→ Problem statement: From the records, return each line that has the word "title" in it.

→ Data supplied:
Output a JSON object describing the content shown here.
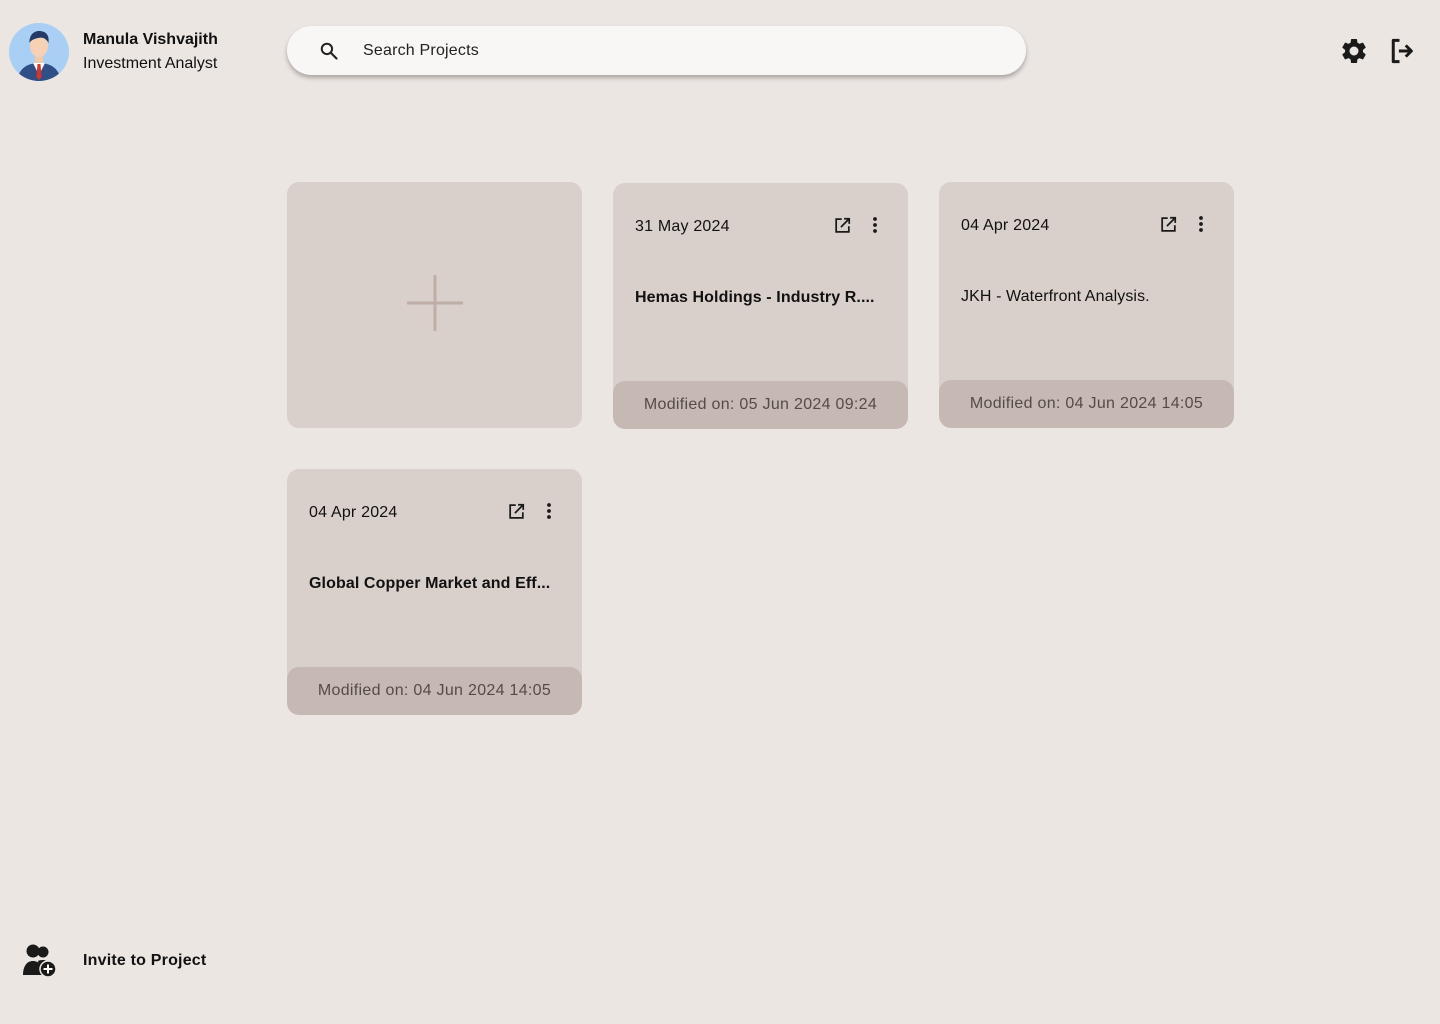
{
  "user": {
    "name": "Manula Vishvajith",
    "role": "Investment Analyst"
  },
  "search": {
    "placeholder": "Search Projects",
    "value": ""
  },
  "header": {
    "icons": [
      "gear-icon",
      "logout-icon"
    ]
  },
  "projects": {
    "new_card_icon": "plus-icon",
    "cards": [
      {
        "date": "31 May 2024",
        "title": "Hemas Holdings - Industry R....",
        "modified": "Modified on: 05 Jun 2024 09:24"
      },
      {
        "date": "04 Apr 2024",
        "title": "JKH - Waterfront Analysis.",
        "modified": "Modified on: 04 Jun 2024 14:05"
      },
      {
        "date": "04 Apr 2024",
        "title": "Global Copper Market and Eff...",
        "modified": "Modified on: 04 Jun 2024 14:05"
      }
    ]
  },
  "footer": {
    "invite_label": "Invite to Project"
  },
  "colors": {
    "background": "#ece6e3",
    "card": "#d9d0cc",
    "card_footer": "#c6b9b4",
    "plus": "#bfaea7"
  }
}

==

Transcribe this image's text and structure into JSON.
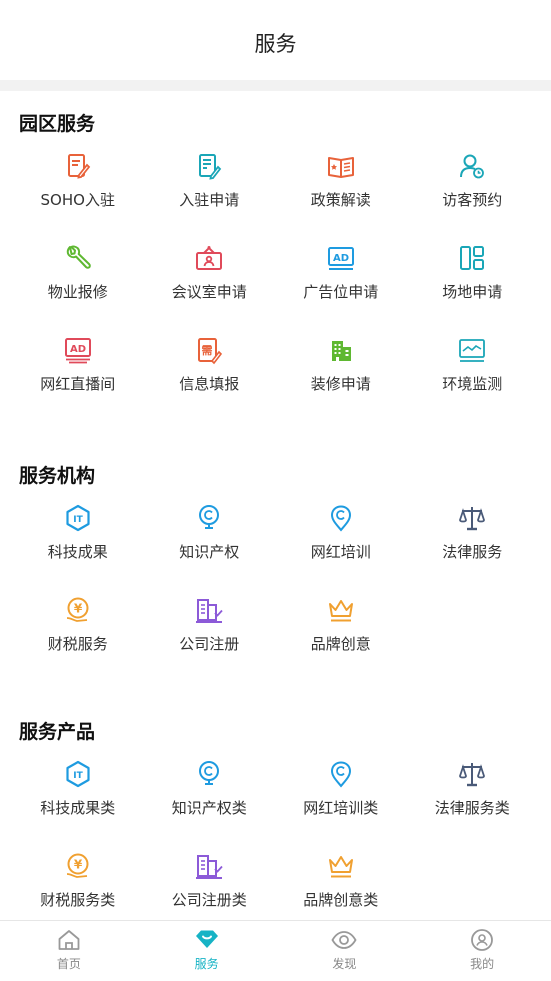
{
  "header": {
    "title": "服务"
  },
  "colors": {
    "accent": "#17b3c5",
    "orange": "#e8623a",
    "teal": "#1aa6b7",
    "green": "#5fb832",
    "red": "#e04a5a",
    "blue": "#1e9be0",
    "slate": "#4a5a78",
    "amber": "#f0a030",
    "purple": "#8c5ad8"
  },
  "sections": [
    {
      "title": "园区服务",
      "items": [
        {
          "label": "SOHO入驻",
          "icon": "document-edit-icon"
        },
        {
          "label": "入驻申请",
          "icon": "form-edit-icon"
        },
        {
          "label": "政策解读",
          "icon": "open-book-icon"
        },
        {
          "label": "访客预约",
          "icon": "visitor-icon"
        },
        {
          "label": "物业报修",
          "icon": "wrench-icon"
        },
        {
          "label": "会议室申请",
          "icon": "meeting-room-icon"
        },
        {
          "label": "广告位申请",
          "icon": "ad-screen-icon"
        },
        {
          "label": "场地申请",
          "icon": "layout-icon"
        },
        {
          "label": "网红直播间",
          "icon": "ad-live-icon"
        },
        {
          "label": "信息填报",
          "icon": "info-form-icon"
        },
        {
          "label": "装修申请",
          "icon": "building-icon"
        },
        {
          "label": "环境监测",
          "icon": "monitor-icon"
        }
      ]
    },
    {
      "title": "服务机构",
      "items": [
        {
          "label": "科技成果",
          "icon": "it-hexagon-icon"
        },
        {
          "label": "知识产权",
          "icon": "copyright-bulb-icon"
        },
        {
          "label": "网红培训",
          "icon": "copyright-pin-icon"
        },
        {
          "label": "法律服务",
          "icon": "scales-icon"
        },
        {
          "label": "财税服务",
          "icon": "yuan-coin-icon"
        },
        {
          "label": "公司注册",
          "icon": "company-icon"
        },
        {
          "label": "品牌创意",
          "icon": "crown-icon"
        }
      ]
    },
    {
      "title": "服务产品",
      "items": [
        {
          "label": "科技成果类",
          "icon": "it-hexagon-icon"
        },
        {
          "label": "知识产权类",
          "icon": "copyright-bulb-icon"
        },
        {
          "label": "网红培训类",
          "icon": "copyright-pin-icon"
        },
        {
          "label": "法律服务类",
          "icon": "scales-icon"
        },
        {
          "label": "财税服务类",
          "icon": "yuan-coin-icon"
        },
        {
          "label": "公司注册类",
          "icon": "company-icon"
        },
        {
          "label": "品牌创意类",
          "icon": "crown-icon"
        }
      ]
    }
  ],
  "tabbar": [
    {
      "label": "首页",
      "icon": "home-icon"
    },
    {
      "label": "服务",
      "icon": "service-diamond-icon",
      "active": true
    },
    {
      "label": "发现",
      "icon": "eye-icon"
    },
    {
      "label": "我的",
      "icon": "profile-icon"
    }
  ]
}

→ Output of the task:
        "title": "Hemas Holdings - Industry R....",
        "title": "JKH - Waterfront Analysis.",
        "title": "Global Copper Market and Eff...",
    "title": "服务"
      "title": "园区服务",
      "title": "服务机构",
      "title": "服务产品",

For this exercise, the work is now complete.